HR: What kinds of things are you doing in your latest work?

MS: The first five months of the pandemic I couldn’t do anything because there was a lockdown and I couldn't go to the studio and was very affected by my family situation. And then I was almost “artwork attacked”: everyone wanted to know how I was doing as an artist, what I thought. I completely refused to talk to anyone and give my responses—I thought it was very insensitive. I didn’t know the purpose of making any more art pieces, but I also realized that I want to. I don’t want to die, I want to live. I am an artist, and I create, and therefore I survive.

I did a performance with Alexa where I asked her a lot of things, and she failed more than half of my questions—


—she failed to say when I asked her who Alan Kurdi was, the Syrian boy who drowned in the sea while crossing the Mediterranean—


Alexa, stop!

She couldn’t understand my language; when I cried, she suddenly started playing music. They tell us [AI will] give you more, but we end up with such bizarreness.

I did a virtual residency with Berkeley, a 72-hour live performance. Inviting someone [to perform for that long] is inhuman, even though it is understood you can go and sleep… Something happened in my body: around 67 hours I collapsed. Any popular Indian artist who really does a lot of shows keeps a lot of assistants, but from the beginning I’ve tried to prevent that, no one even to help. I want to consider my whole life a performance. With my age, with my fatigue, with my illness, with every one of my movements.

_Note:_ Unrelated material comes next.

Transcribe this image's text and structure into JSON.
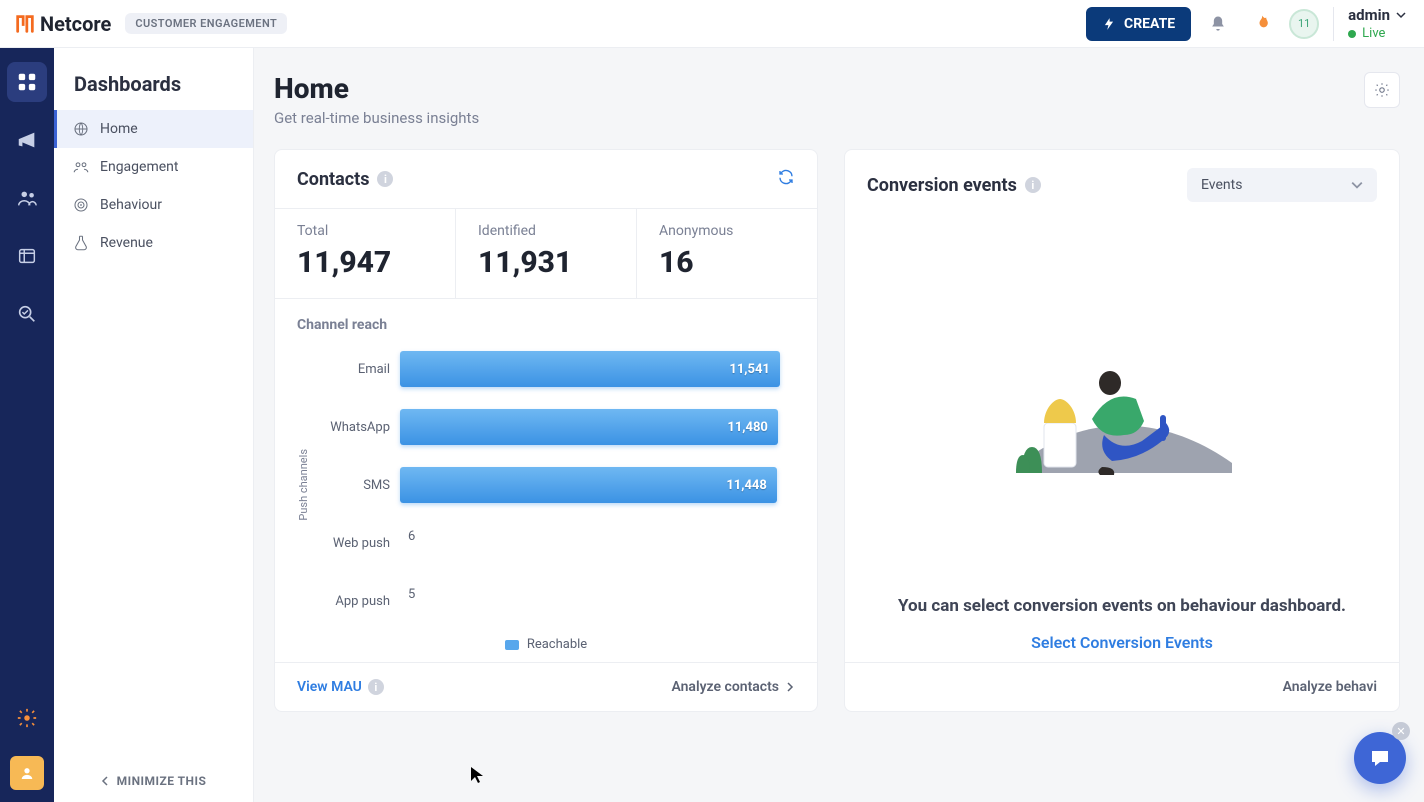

I see artists who are more and more getting demanded by the market to do a particular kind of work. In 2005-7 there was a contemporary Indian art boom where I was taken by many galleries, and within six months’ time I saw how particular types of my artworks jumped in price. I got very disturbed emotionally about this, but I was told you should accept that. But I don't want to create [the same thing] again and again to create a singular identity as an artist.

I’m highly influenced by Fernando Pessoa. This constant becoming, this constant evolution, never stopping in one place. I’ve edited my Wikipedia page so many times: I change my biographical data, I change my date of birth, I put wrong information. It says I participated in documenta. A particular size and style of my drawings is always signed within a 20-year timeline from ’97 to 2017, so even if I make it today I'll sign it 2006, or 2012, or 2015. I’ve done a couple of big projects completely anonymously. So there are different ways I try to subvert or sabotage the system. I want to deconstruct and confuse the provenance of the artist. I really like the name of your magazine because this is how I feel: how one can be a trickster. A lot of people tell me, “You’re in the market but then you’re criticizing capitalism.” And they don’t understand how I am taking advantage of my skill but I’m not giving the market or feeding the market the way they want. Nobody can seduce me with that kind of offer. I have to constantly play different roles, I have to be alive with the whole mindset and play.